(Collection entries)

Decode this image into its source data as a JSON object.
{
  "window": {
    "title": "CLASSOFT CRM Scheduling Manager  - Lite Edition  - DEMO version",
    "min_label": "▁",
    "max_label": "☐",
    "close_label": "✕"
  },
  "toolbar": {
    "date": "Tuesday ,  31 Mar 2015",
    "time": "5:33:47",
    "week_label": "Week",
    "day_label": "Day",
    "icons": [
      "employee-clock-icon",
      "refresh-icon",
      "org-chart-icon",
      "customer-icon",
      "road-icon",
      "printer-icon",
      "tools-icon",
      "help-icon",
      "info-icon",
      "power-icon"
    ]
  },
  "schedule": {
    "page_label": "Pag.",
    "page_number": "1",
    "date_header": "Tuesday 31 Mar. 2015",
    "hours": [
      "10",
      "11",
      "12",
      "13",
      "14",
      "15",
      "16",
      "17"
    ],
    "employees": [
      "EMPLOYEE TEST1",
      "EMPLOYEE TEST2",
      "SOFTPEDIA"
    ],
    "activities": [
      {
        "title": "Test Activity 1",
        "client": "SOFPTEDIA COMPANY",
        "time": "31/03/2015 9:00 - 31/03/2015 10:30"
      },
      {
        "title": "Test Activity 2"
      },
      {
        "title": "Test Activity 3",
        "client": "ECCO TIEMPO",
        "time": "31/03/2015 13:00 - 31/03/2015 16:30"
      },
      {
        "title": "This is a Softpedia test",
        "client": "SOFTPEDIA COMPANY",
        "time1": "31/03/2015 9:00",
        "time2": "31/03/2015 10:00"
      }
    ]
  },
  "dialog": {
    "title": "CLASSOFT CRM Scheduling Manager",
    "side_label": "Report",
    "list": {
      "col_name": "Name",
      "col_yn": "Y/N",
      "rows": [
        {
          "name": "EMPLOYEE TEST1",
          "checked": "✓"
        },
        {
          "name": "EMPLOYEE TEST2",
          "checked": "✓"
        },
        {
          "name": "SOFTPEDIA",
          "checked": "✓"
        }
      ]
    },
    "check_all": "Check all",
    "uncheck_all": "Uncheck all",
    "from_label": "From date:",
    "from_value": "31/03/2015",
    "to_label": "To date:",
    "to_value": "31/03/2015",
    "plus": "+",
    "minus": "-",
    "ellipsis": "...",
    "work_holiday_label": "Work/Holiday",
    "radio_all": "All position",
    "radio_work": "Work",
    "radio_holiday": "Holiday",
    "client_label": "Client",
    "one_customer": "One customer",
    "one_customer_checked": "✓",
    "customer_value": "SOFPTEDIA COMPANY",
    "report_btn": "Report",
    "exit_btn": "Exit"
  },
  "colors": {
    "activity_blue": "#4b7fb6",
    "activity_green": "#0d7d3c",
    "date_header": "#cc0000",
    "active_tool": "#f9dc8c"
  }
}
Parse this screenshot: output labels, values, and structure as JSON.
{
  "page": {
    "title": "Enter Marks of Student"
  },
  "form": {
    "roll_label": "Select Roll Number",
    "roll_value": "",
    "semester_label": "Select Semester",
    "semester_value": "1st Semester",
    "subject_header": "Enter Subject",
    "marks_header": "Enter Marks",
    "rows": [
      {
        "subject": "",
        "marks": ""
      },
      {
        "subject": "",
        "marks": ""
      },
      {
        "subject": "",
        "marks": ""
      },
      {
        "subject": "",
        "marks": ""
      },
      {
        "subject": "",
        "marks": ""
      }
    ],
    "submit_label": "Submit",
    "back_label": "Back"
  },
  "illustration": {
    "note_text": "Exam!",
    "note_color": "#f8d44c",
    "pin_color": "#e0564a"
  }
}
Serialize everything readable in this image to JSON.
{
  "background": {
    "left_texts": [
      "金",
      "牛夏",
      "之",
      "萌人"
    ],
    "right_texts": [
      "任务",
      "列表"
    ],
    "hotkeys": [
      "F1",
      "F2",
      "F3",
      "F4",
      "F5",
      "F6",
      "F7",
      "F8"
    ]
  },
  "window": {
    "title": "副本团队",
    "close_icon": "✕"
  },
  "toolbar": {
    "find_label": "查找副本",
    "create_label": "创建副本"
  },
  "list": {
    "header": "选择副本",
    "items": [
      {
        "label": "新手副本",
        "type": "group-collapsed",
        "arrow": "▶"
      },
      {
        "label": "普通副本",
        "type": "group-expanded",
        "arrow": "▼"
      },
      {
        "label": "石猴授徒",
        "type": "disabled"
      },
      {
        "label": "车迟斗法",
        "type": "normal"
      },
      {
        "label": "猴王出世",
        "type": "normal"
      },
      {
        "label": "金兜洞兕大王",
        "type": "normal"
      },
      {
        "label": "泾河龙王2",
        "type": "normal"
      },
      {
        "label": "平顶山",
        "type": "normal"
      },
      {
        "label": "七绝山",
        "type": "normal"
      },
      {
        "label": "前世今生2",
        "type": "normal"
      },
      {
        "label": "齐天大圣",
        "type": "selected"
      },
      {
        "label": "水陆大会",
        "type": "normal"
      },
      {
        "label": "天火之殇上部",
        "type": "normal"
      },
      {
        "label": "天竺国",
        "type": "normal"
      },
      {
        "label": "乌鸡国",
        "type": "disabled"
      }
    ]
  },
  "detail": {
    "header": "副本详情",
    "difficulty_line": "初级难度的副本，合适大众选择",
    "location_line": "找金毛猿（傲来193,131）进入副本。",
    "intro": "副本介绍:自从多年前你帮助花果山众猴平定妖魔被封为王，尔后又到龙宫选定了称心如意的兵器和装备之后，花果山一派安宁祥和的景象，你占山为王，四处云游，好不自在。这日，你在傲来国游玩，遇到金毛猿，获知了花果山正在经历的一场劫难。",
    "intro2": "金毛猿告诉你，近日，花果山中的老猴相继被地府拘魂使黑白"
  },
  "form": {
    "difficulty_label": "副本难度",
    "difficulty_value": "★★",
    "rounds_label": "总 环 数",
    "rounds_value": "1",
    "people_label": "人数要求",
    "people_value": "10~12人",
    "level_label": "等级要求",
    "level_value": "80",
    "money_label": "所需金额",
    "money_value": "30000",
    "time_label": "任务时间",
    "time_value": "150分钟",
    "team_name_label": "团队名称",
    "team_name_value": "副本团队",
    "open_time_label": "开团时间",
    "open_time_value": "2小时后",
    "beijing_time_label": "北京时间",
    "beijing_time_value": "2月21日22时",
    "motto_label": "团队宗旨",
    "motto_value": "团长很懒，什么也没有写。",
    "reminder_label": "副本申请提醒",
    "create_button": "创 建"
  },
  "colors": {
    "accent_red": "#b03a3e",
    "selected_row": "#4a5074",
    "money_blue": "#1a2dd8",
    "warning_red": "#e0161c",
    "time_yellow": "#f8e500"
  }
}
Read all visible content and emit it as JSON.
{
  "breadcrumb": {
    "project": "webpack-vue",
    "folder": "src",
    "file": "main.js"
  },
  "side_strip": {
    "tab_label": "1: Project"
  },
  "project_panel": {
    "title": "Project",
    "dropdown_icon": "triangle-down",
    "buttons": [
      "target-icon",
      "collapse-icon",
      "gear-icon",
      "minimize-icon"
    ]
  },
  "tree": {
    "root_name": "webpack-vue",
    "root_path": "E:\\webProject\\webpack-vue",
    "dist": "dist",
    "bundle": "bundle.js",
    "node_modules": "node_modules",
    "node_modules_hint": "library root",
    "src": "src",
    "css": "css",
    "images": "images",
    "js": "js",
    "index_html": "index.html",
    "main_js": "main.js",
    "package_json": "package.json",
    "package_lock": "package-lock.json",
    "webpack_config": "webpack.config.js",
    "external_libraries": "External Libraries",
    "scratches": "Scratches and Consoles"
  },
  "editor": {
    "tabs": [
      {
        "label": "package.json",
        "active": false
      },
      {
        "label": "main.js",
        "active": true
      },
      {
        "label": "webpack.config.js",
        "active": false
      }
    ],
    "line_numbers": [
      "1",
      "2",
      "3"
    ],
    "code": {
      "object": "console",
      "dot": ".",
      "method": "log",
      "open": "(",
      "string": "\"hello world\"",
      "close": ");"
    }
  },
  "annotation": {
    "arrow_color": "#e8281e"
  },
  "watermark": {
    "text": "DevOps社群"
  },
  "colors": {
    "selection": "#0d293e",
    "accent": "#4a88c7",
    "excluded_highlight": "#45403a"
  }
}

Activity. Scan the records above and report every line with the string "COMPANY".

Solution for this problem.
        "client": "SOFPTEDIA COMPANY",
        "client": "SOFTPEDIA COMPANY",
    "customer_value": "SOFPTEDIA COMPANY",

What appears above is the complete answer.